There was a significant decline in the number of active COVID-19 related forbearance plans over the past week, but that decrease did not necessarily mean homeowners were emerging from financial difficulties. Black Knight said its weekly survey found 101,000 fewer loans in forbearance, leaving just over 4 million or 7.5 percent of servicer portfolios in active plans, the smallest share since late April. Those loans represent $852 billion in unpaid principal. The company says that one reason behind the reduced number was the expiration of initial plans. It estimated that about a half million were set to expire at the end of July. An initial wave of 2.5 million expirations hit at the end of June. More than two-thirds of the plans that remain in forbearance have had their plans expanded, most for another 90 days. This will mean another wave of expirations involving about 2.2 million plans will arrive in September and October.

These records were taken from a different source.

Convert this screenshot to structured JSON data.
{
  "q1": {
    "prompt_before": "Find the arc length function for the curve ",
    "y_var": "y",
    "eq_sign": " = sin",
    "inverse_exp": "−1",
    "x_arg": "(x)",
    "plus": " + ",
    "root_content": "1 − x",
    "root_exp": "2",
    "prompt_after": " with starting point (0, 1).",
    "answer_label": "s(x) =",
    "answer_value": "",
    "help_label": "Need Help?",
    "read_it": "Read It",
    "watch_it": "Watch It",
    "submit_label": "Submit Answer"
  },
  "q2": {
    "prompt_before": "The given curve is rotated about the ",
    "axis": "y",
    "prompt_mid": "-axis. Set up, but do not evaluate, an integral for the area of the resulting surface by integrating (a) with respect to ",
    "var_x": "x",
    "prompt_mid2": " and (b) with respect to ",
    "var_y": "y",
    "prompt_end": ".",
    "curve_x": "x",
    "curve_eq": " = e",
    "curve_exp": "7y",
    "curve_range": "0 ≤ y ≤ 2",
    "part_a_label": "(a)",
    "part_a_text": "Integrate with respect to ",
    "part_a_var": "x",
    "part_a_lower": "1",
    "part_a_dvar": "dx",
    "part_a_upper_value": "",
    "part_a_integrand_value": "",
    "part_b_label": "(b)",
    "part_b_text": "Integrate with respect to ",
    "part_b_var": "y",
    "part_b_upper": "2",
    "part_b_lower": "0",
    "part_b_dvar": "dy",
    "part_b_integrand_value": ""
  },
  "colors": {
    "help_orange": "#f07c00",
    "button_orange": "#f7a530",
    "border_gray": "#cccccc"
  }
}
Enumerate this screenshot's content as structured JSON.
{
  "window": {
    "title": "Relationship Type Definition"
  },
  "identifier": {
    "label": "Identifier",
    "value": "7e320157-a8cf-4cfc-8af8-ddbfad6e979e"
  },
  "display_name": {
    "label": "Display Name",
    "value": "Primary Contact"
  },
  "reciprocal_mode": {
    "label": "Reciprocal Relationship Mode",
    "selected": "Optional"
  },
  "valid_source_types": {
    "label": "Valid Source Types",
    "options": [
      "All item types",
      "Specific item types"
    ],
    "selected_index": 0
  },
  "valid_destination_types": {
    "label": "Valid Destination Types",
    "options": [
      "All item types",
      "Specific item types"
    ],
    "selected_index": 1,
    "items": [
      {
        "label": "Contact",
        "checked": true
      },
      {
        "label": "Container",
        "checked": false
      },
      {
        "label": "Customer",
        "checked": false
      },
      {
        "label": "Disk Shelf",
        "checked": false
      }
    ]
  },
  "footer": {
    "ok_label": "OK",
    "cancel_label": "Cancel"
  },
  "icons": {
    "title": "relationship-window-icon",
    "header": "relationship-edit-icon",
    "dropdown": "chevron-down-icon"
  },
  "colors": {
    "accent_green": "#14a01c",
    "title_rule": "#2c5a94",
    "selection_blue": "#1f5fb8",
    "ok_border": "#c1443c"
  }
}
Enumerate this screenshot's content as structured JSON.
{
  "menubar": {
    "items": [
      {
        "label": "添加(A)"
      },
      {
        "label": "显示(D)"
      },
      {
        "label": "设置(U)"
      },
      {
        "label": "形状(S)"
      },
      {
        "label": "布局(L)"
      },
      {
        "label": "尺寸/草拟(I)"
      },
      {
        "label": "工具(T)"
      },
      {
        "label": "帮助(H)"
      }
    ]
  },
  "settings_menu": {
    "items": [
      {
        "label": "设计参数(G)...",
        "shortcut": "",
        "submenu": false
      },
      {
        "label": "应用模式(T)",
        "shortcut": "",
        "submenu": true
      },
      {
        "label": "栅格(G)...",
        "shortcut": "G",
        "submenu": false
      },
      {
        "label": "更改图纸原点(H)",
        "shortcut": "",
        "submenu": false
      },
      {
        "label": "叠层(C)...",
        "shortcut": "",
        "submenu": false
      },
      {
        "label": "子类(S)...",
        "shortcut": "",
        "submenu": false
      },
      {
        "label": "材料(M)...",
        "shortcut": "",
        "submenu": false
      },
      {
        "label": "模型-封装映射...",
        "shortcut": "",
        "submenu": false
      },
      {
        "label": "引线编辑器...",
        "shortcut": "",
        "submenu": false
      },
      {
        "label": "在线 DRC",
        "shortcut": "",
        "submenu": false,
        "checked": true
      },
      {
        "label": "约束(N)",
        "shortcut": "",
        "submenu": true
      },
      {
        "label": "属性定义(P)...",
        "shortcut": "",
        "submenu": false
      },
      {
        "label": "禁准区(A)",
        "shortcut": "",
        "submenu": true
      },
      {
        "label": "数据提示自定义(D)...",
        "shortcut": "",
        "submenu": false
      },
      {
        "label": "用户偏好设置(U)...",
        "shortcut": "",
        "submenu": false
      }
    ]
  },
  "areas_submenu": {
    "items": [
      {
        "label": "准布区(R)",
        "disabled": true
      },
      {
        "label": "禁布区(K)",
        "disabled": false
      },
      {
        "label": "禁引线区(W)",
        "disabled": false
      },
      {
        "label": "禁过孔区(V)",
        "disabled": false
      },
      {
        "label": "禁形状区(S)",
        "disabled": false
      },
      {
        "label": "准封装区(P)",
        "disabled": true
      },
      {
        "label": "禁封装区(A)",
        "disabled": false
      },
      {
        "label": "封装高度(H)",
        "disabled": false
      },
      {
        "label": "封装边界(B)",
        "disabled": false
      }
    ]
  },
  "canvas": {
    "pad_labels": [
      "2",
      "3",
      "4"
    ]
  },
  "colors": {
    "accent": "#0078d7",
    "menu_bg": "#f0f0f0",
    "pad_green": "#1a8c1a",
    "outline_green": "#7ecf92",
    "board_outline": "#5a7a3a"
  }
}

Foreign buyers cut back their investment in U.S. residential properties over the 12 months that ended in March. It was the second year-over-year decline. The National Association of Realtors® (NAR) annual survey among its members about their transactions with international clients found foreign buyers purchased $74 billion in existing U.S. homes from April 2019 through March 2020, a 5 percent decline from the same period a year earlier. The number of properties purchased dropped 16 percent to 154,000. Foreign buyers who were U.S. residents, either as recent immigrants or holding the appropriate visas, purchased $41 billion in residential real estate, down 8 percent from the prior period. Foreign buyers living abroad spent $33 billion, a 1 percent decrease. Those two types of international buyers were responsible for 4 percent of the nation's total existing home sales of $1.7 trillion during that period.